Eddy Nuttall, the owner and head chef of Dish, will be hoping there’s some truth in the adage that one man’s loss is another’s gain.
He moved his still relatively fledgling venture into number 19 Boar Lane a matter of months after Anthony’s – one of the city’s one-time culinary heavyweights – was forced to move out.
Former occupant Anthony Flinn had been struggling to sustain the initial soar-away success of his eponymous restaurant and closed the fine dining establishment for good shortly after vacating the Boar Lane site to set up shop in the Corn Exchange.
While his predecessor’s struggles should act as a salutory warning, however, Nuttall has reason to be optimistic.
Dish’s fortunes have, to date, travelled in the opposite direction.
Previously occupying significantly smaller premises on Great George Street, the restaurant earned high praise when Oliver ate there in January of last year.
The Best Newcomer title at the 2013 Oliver Awards followed and, with demand outstripping the supply of tables, within months the restaurant had outgrown the building and Nuttall was looking to up-size.
At Boar Lane he’s certainly found what he was looking for – the ground level bar area is not a lot smaller than the entire space the restaurant enjoyed at Great George Street. The subterranean dining area itself is gargantuan in comparison.
However, given that part of the Great George Street restaurant’s appeal was its intimacy and the attentiveness of the service, it will be interesting to see whether the staff can replicate the success they’ve created so far in much more spacious – and prominent – surroundings.
In some respects there’s a sense that they’re still learning to adjust – we had to grab our waiter’s attention a couple of times because of requests that had been overlooked
There was also a substantial wait between our starters and main courses.
For the most part, however, Dish appears to be making the step up with cautious assurance.

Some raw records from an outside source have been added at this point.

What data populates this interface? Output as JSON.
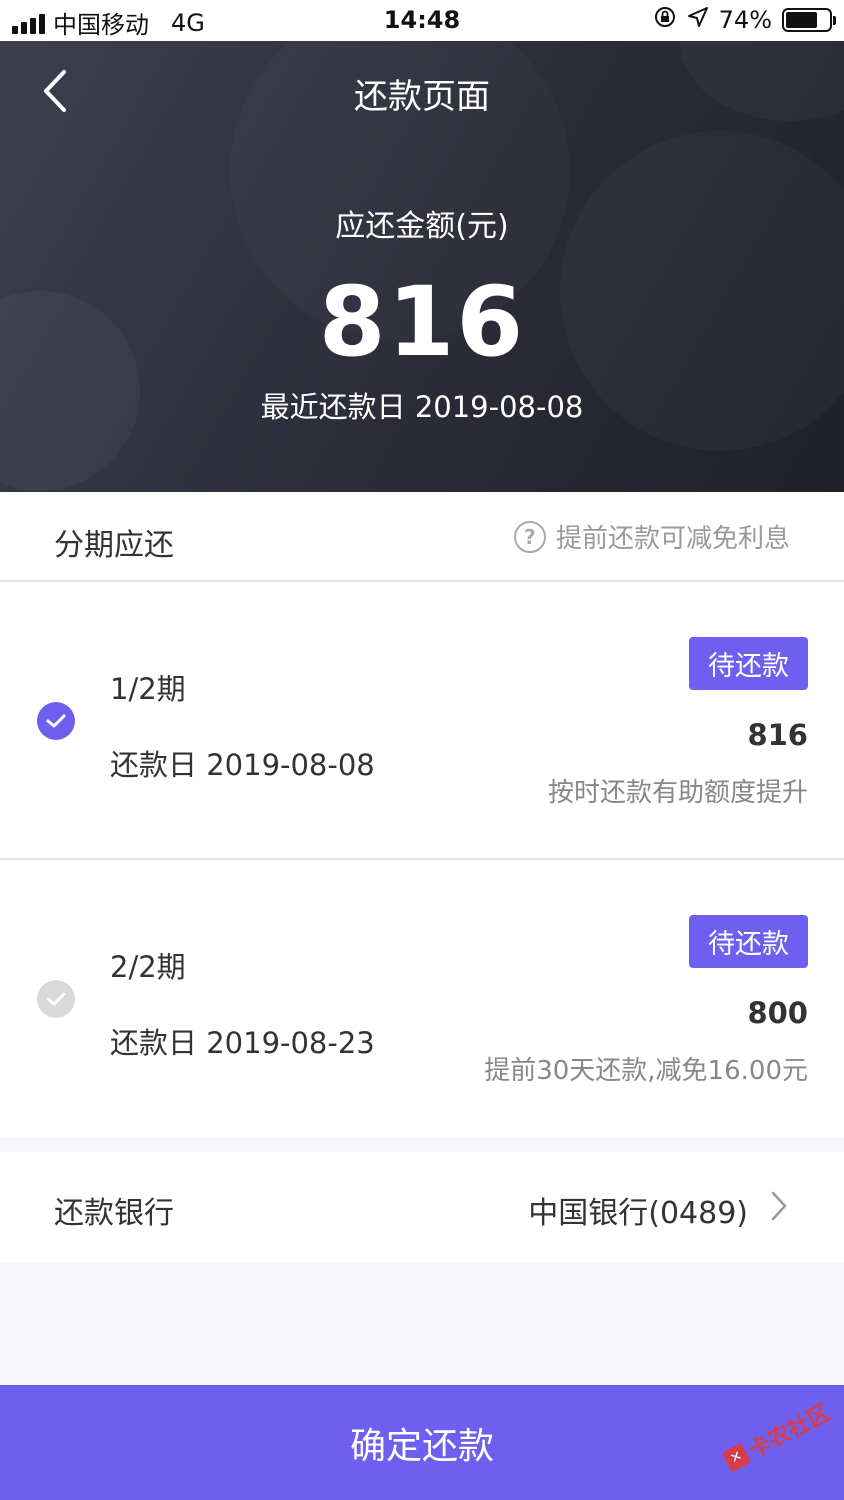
{
  "status_bar": {
    "carrier": "中国移动",
    "network": "4G",
    "time": "14:48",
    "battery": "74%",
    "battery_level": 0.74
  },
  "header": {
    "title": "还款页面",
    "amount_label": "应还金额(元)",
    "amount": "816",
    "due_date": "最近还款日 2019-08-08"
  },
  "installments": {
    "title": "分期应还",
    "tip": "提前还款可减免利息",
    "items": [
      {
        "period": "1/2期",
        "date": "还款日 2019-08-08",
        "status": "待还款",
        "amount": "816",
        "note": "按时还款有助额度提升",
        "checked": true
      },
      {
        "period": "2/2期",
        "date": "还款日 2019-08-23",
        "status": "待还款",
        "amount": "800",
        "note": "提前30天还款,减免16.00元",
        "checked": false
      }
    ]
  },
  "bank": {
    "label": "还款银行",
    "value": "中国银行(0489)"
  },
  "confirm_label": "确定还款",
  "watermark": "卡农社区",
  "colors": {
    "accent": "#6f5ff0",
    "header_bg": "#2b2c38",
    "unchecked": "#d9d9dc"
  }
}
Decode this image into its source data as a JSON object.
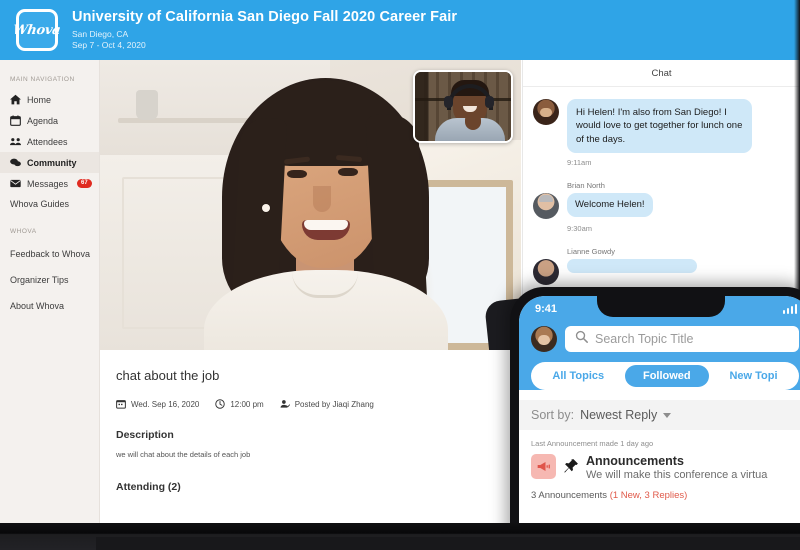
{
  "header": {
    "logo_text": "Whova",
    "title": "University of California San Diego Fall 2020 Career Fair",
    "location": "San Diego, CA",
    "dates": "Sep 7 - Oct 4, 2020",
    "brand_color": "#2fa4e7"
  },
  "sidebar": {
    "section_main_label": "MAIN NAVIGATION",
    "items": [
      {
        "label": "Home",
        "icon": "home-icon"
      },
      {
        "label": "Agenda",
        "icon": "calendar-icon"
      },
      {
        "label": "Attendees",
        "icon": "people-icon"
      },
      {
        "label": "Community",
        "icon": "chat-bubbles-icon"
      },
      {
        "label": "Messages",
        "icon": "envelope-icon",
        "badge": "67"
      },
      {
        "label": "Whova Guides",
        "icon": "none"
      }
    ],
    "section_whova_label": "WHOVA",
    "whova_items": [
      {
        "label": "Feedback to Whova"
      },
      {
        "label": "Organizer Tips"
      },
      {
        "label": "About Whova"
      }
    ],
    "badge_color": "#e02b20"
  },
  "session": {
    "title": "chat about the job",
    "date": "Wed. Sep 16, 2020",
    "time": "12:00 pm",
    "posted_by": "Posted by Jiaqi Zhang",
    "description_heading": "Description",
    "description_body": "we will chat about the details of each job",
    "attending": "Attending (2)"
  },
  "chat": {
    "title": "Chat",
    "messages": [
      {
        "sender": "",
        "text": "Hi Helen! I'm also from San Diego! I would love to get together for lunch one of the days.",
        "time": "9:11am"
      },
      {
        "sender": "Brian North",
        "text": "Welcome Helen!",
        "time": "9:30am"
      },
      {
        "sender": "Lianne Gowdy",
        "text": "",
        "time": ""
      }
    ],
    "bubble_color": "#cfe8f8"
  },
  "phone": {
    "status_time": "9:41",
    "search_placeholder": "Search Topic Title",
    "tabs": [
      {
        "label": "All Topics",
        "active": false
      },
      {
        "label": "Followed",
        "active": true
      },
      {
        "label": "New Topi",
        "active": false
      }
    ],
    "sort_label": "Sort by:",
    "sort_value": "Newest Reply",
    "last_announcement": "Last Announcement made 1 day ago",
    "announcement_title": "Announcements",
    "announcement_preview": "We will make this conference a virtua",
    "announcement_count": "3 Announcements ",
    "announcement_meta": "(1 New, 3 Replies)",
    "accent_color": "#4aa8e8"
  }
}
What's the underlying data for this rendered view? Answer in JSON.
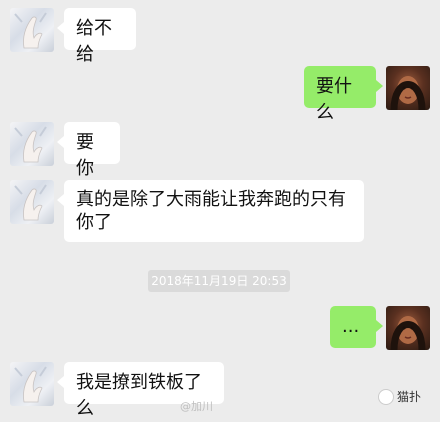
{
  "messages": [
    {
      "side": "left",
      "text": "给不给"
    },
    {
      "side": "right",
      "text": "要什么"
    },
    {
      "side": "left",
      "text": "要你"
    },
    {
      "side": "left",
      "text": "真的是除了大雨能让我奔跑的只有你了"
    },
    {
      "side": "right",
      "text": "..."
    },
    {
      "side": "left",
      "text": "我是撩到铁板了么"
    }
  ],
  "timestamp": "2018年11月19日 20:53",
  "watermark": {
    "weibo": "@加川",
    "brand": "猫扑"
  },
  "colors": {
    "background": "#ececec",
    "left_bubble": "#ffffff",
    "right_bubble": "#95ec69"
  }
}
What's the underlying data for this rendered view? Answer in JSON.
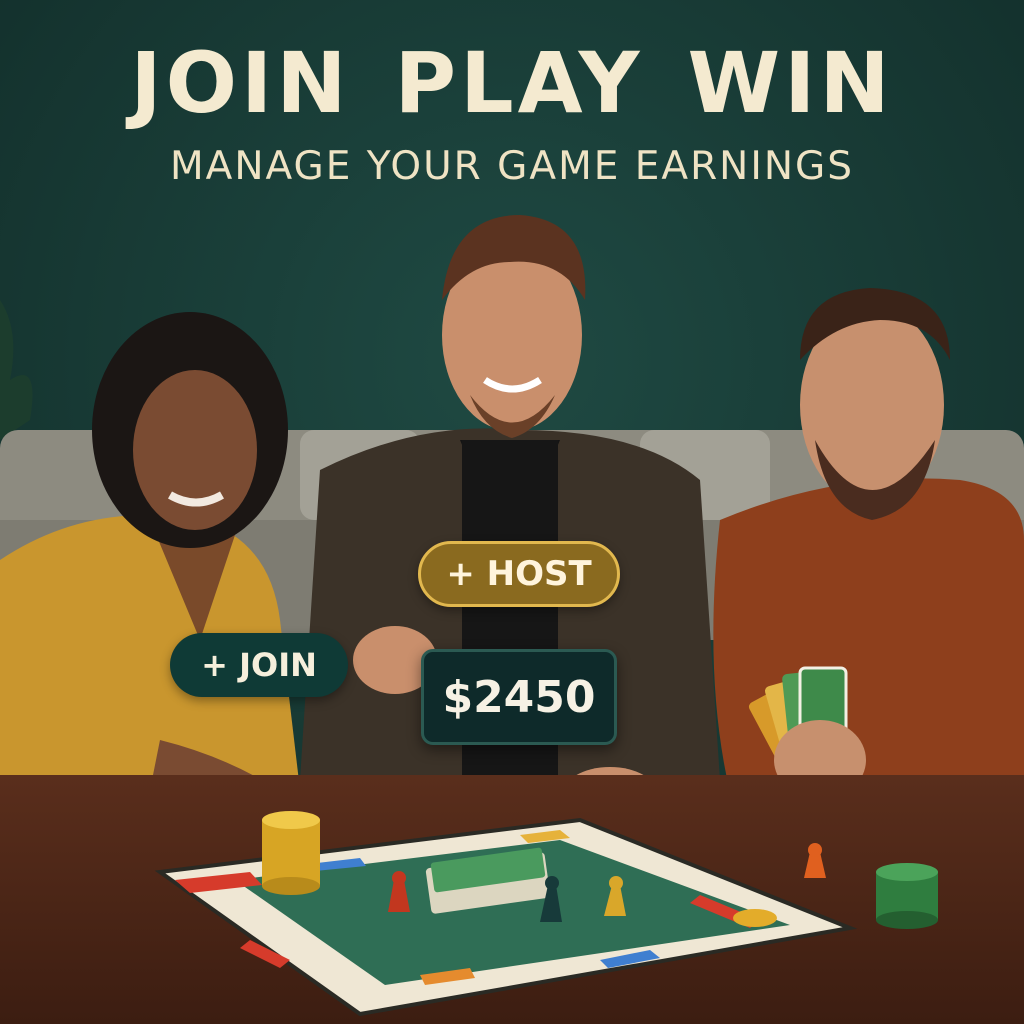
{
  "headline": {
    "word1": "JOIN",
    "word2": "PLAY",
    "word3": "WIN"
  },
  "subheadline": "MANAGE YOUR GAME EARNINGS",
  "buttons": {
    "host": "+ HOST",
    "join": "+ JOIN"
  },
  "balance": "$2450",
  "colors": {
    "background_wall": "#173a35",
    "headline_text": "#f4ead0",
    "host_button": "#8a6a1f",
    "host_border": "#e2b84e",
    "join_button": "#0f3a36",
    "balance_panel": "#0e2a2a"
  }
}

It was pleasantly busy on the Saturday night of our visit. Thankfully, given that on the last occasion that we visited Anthony’s we entered through an obscure side door, on this occasion we were able to get in through the front.
The bar area at ground floor level remains largely the same as it was when it was part of Anthony’s.
A board on one wall advertising an evening of molecular gastronomy – the cuisine Anthony’s specialised in – is another throwback to its previous life.
After enjoying a drink in the bar, we took our table downstairs.
The service, despite the aforementioned occasional hiccups, was for the most part very good – attentive and friendly.
The contemporary British menu, which retains much of the identity established at Boar Lane, looked hugely inviting from start to finish.
A high level of thought has clearly gone into the creation of each dish.
My dining partner’s starter of char grilled king scallops was a prime example – the sweetness of the scallops themselves was enhanced by a smoked white chocolate veloute but offset by the subtle spice of chilli oil.
On top of the scallops was a delicate portion of keta caviar. A saffron potato pancake completed a diminutive dish that was big on imagination.
I had the gin and beetroot cured Atlantic salmon with wasabi mayonnaise and soft boiled quail’s egg. Golden beetroot, beetroot caviar and a celeriac remoulade gave extra dimensions to a plate whose good looks were matched by the variety and well judged combination of its flavours. The slivers of salmon were beautifully tender, the mayonnaise gave the dish real bite.
I followed up my starter with the slow-cooked lamb shanks. Rarely has meat been this succulent, sliding off the bone in delicious chunks.
It came with soft truffled polenta, broad beans, mushrooms and was topped with some Jerusalem artichoke crisps which, while primarily offering a means of decoration were nevertheless extremely tasty. I had absolutely no trouble hoovering up the entire dish.
My dining partner’s main was her favourite of the three courses. The Yorkshire venison haunch steak was just the right shade of pink all the way through and came with a crunchy parmesan and herb crust.
The saffron gnocchi were lovely, as were the crisp sweetbreads, which she’d probably have eaten an entire plate of given the chance.
The green peppercorn sauce gave just the right level of piquancy to a plate that left her smiling with self-satisfied delight.
We also shared a portion of seasonal greens.
For dessert we chose the assiette of small portions of some of the restaurant’s excellent selection of puddings. There was a wonderfully rich white chocolate mousse with raspberries, panna cotta, a cappuccino mousse served attractively in a small mug and an almond tart with blackberries.
None of them was a let-down, though the panacotta, which came with a heavenly piece of burned honeycomb, scored top marks.
There were some definite unspoken calculations going on about exactly how much each one of us ate – although the plate was meant for sharing I think we’d happily have taken one each.
The bill, including a bottle of wine, came to about £80, although we were given a small discount for a small delay in getting us one of our orders, which was a nice touch.
Dish certainly made an impact when it arrived on Leeds’s dining scene. While it may take time to grow into its new surroundings, there is no reason to believe that it can’t build on its initial success.
Address: 19 Boar Lane, Leeds, LS1 6EA
Opening times: 5-10pm Tuesday to Saturday; also noon–2.30pm Wednesday to Saturday; noon-4pm Sunday
Tel: 0113 3182274